Max Size: 10cm

Swordtail (Xiphophorus helleri)

Swordtails have to be one of the most popular aquarium fish. The Green Swordtail has been bred into several hybrid forms for the aquarium hobby due to its hardiness and adapting to many different water parameters, making them an excellent choice for beginner aquarists.

Swordtails are an active and peaceful fish that works well in a community tank with other small peaceful fish, and you can keep them in a species only tank. However, Swordtails can become nervous when kept with more extensive, boisterous fish, hiding away amongst the plants and decorations.

These fish live in groups but are not a shoaling fish and are best kept in groups of 5 or more, making sure there are more females than males as the males can be aggressive towards one another.

Swordtails' wild form is olive green in colour, with a red or brown lateral stripe and speckles on the dorsal and occasionally, caudal fins. These fish are best known for the unique, attractive tail that is yellow and edged in black below, although only males possess this.

Captive breeding has produced many colour varieties, including black, red, as well as various patterns for the aquarium hobby; still, they all originate from the wild green form.


Black Swordtail
Green Swordtail
Lyretail Swordtails
Wild Type Swordtail
Black Swordtail
Quick Facts
Scientific NameXiphophorus helleri
Other NamesRed, Green, Tuxedo, Koi, Lyretail, Black, Hi-fin, Neon
OriginsGuatemala, Honduras, Mexico
Aquarium LevelMiddle - Top
DifficultyBeginner - Intermediate
Best kept asGroups 5+
Lifespan3 - 5 years
Water Parameters
Water TypeFreshwater
PH7.0 - 8.5
GH12 - 30
65 - 82℉
18.3 - 27.8℃

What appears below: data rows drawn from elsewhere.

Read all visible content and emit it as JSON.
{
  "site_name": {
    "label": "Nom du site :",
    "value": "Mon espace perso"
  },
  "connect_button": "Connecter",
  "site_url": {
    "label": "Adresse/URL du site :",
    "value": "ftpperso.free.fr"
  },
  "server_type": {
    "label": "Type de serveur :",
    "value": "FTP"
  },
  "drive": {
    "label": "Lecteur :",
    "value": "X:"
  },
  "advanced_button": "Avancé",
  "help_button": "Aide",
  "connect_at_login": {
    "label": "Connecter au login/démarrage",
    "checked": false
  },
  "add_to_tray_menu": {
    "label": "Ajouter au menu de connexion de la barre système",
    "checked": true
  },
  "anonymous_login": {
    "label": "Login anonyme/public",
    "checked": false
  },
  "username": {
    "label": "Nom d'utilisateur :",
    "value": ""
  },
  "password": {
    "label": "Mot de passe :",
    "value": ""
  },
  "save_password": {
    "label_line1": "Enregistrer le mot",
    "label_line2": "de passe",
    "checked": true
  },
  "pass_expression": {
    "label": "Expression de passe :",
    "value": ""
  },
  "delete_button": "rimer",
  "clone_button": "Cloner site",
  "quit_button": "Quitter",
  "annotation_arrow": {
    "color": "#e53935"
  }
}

In the home aquarium, the Swordtail will readily accept most good quality dried foods such as granules, flakes and sinking pellets. These modern food products have been developed to provide all adequate nutrition to maintain your fish's health and dietary requirements.

Providing additional foodstuffs such as live, frozen, and freeze-dried meals such as bloodworm, daphnia, and tubifex once or twice a week will provide additional benefits to your fish's health and well-being but is not a must for this fish.

It should be noted that bloodworms should only be given as an occasional treat and should not be used as the staple diet as they are difficult for fish to digest and can potentially cause blockages.

This fish is an omnivore in the wild, meaning it will consume some vegetable matter. Although most modern fish foods take this into account and include them in their products, you can still supplement your fish's diet with blanched vegetables such as spinach, broccoli, and zucchini. Ensure you do not overfeed your fish and remove any leftovers the following day.

Sexual Dimorphism

It is effortless to determine the male from female Swordtails. A Gonopodium's presence can distinguish males, a modified anal fin used to impregnate females during breeding.

Also, a male's caudal fin sticks out from its lower half, the extent of which may reach half of the body's entire length. The female caudal fin has no such protrusion. Also, females are usually much larger than males.

Other Livebearers of interest

Cardinal Brachyrhaphis(Brachyrhaphis roseni)
Dusky Millions Fish(Phalloceros caudimaculatus)
Humpbacked Limia(Limia nigrofasciata)
Merry Widow Livebearer(Phallichthys amates)
Mollies(Poecilia Sphenops)
Platies(Xiphophorus maculatus, Xiphophorus variatus)
View all Livebearers
Date Added: 22/01/2021 - Updated: 19/01/2022 14:56:06